• EXERCISE DETAILS:
Word for word, reproduce all entries below, leaving every picture out.

Records drawn from a dataset:
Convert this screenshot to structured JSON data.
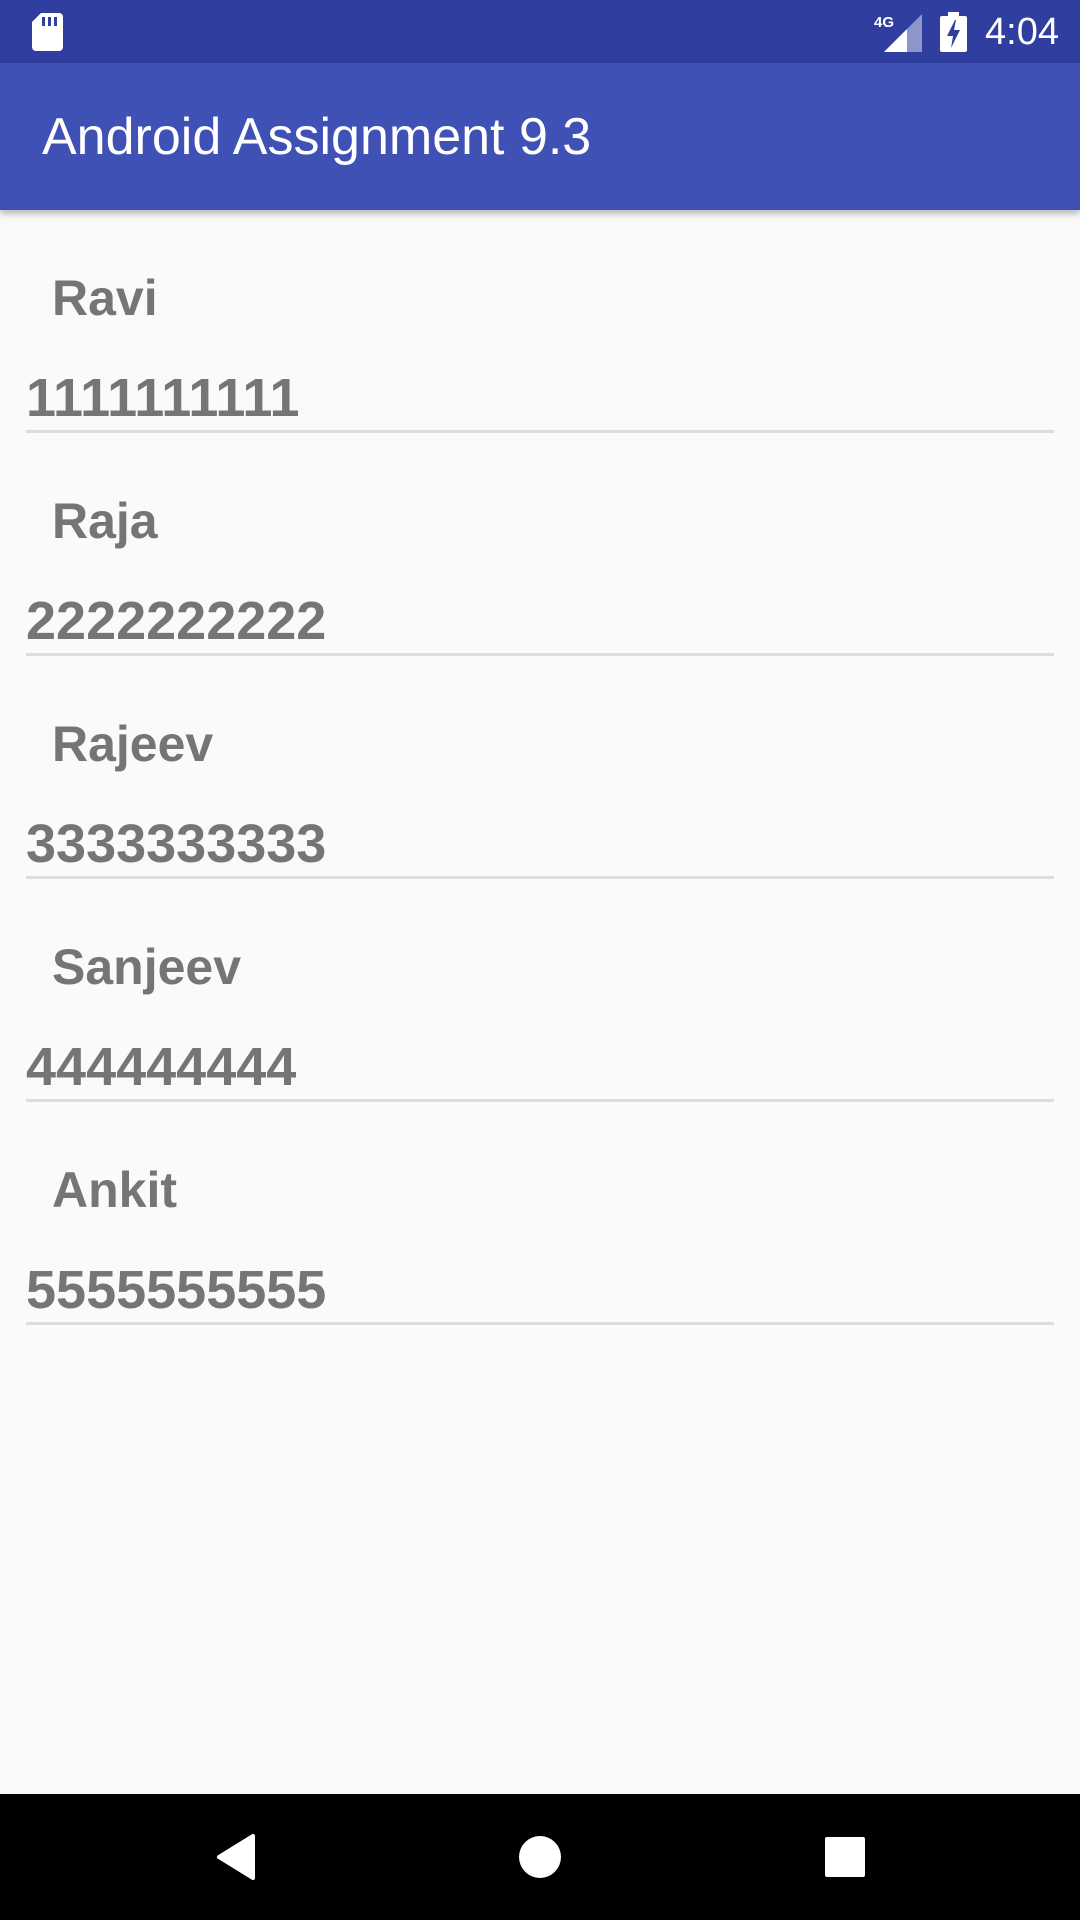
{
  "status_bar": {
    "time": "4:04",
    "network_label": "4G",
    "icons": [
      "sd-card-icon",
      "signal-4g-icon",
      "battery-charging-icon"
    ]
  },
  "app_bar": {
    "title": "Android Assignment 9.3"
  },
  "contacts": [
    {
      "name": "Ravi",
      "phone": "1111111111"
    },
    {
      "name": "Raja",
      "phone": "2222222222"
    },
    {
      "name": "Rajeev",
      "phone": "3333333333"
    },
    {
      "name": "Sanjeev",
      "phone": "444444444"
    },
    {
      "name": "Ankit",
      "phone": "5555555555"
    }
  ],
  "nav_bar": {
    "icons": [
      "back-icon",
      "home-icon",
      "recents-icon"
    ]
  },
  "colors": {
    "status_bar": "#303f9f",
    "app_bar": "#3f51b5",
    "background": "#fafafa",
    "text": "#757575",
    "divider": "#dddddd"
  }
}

• OUTPUT OF THE EXERCISE:
Convert this screenshot to structured JSON data.
{
  "status_bar": {
    "time": "4:04",
    "network_label": "4G",
    "icons": [
      "sd-card-icon",
      "signal-4g-icon",
      "battery-charging-icon"
    ]
  },
  "app_bar": {
    "title": "Android Assignment 9.3"
  },
  "contacts": [
    {
      "name": "Ravi",
      "phone": "1111111111"
    },
    {
      "name": "Raja",
      "phone": "2222222222"
    },
    {
      "name": "Rajeev",
      "phone": "3333333333"
    },
    {
      "name": "Sanjeev",
      "phone": "444444444"
    },
    {
      "name": "Ankit",
      "phone": "5555555555"
    }
  ],
  "nav_bar": {
    "icons": [
      "back-icon",
      "home-icon",
      "recents-icon"
    ]
  },
  "colors": {
    "status_bar": "#303f9f",
    "app_bar": "#3f51b5",
    "background": "#fafafa",
    "text": "#757575",
    "divider": "#dddddd"
  }
}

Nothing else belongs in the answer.